» YOUR OBJECTIVE:
Work through the entries below and show every line in which "Troca" is found.
--- LISTED ENTRIES Enclosed Below ---
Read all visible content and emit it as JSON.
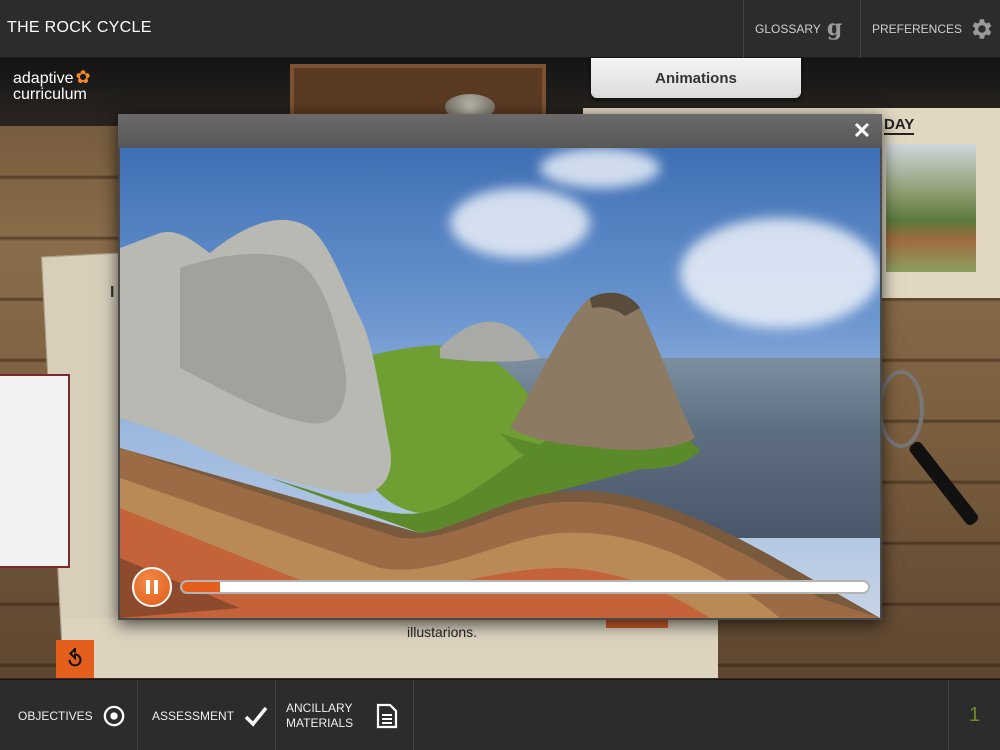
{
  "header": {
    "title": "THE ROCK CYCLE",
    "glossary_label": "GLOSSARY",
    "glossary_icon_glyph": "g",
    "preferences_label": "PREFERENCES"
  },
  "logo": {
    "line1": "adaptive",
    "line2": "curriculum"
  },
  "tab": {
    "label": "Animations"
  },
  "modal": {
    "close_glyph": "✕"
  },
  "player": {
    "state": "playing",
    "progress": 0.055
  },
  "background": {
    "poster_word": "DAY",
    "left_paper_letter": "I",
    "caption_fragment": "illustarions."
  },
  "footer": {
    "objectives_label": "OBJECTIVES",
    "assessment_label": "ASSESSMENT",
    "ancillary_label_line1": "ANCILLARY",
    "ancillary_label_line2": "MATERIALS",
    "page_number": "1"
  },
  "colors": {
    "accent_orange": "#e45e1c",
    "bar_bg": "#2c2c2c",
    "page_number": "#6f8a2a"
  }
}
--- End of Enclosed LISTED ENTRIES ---
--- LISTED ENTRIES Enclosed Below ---
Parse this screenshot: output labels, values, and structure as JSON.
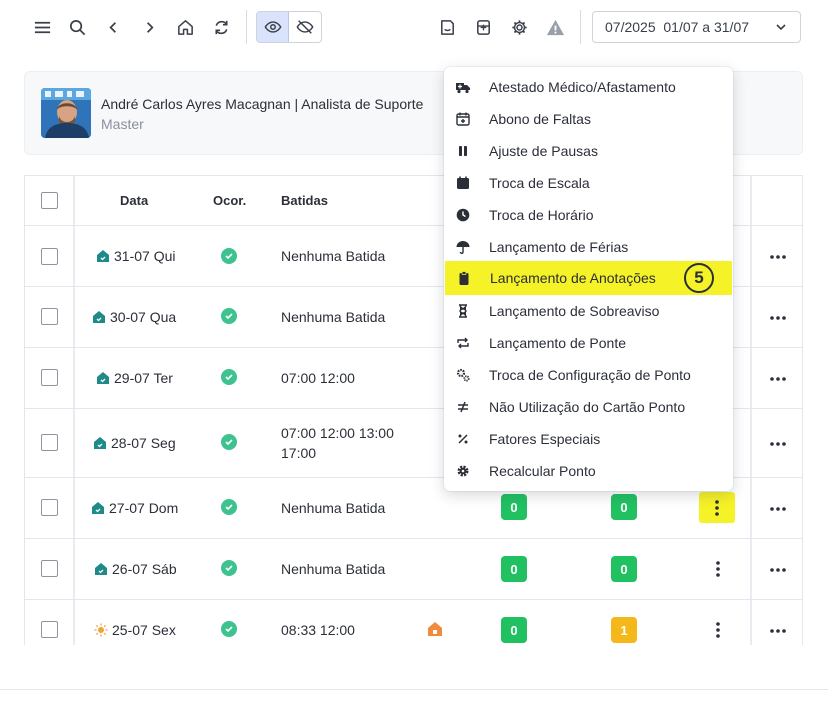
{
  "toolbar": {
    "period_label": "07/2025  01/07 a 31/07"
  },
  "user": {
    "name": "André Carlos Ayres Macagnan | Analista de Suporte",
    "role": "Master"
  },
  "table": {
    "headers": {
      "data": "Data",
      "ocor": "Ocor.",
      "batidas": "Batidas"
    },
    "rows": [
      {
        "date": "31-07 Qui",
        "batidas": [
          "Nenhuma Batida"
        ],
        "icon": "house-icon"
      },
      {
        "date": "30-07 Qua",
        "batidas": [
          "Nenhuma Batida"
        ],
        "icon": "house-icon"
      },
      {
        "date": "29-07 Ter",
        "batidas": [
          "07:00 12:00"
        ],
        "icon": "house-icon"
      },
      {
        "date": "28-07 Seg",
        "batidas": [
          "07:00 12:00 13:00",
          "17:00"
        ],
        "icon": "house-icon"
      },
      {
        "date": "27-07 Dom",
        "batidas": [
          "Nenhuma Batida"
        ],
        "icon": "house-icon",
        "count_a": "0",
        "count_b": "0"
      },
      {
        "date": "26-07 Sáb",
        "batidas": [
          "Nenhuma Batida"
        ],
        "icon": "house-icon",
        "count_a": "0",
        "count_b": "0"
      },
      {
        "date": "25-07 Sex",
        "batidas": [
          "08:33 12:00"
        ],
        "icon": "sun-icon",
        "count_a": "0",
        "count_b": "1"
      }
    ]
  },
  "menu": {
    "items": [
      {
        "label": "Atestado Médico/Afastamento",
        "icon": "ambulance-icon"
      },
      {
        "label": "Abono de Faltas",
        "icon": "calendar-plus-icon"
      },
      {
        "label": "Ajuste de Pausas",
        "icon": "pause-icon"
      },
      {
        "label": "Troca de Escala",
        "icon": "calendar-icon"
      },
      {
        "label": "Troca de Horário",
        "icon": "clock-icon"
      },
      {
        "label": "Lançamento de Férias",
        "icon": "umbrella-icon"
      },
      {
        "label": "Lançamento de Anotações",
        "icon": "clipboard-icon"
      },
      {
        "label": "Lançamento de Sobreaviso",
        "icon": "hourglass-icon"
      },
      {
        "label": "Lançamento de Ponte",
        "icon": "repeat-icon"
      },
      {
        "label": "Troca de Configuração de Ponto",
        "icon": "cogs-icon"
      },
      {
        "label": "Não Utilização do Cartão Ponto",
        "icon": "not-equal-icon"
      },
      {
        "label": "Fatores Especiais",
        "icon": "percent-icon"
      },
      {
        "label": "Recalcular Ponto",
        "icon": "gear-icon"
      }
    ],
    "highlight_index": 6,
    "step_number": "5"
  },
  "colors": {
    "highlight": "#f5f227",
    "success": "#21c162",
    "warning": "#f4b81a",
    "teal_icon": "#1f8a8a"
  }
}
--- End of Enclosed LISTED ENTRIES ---
» WRITTEN RESPONSE:
        "label": "Troca de Escala",
        "label": "Troca de Horário",
        "label": "Troca de Configuração de Ponto",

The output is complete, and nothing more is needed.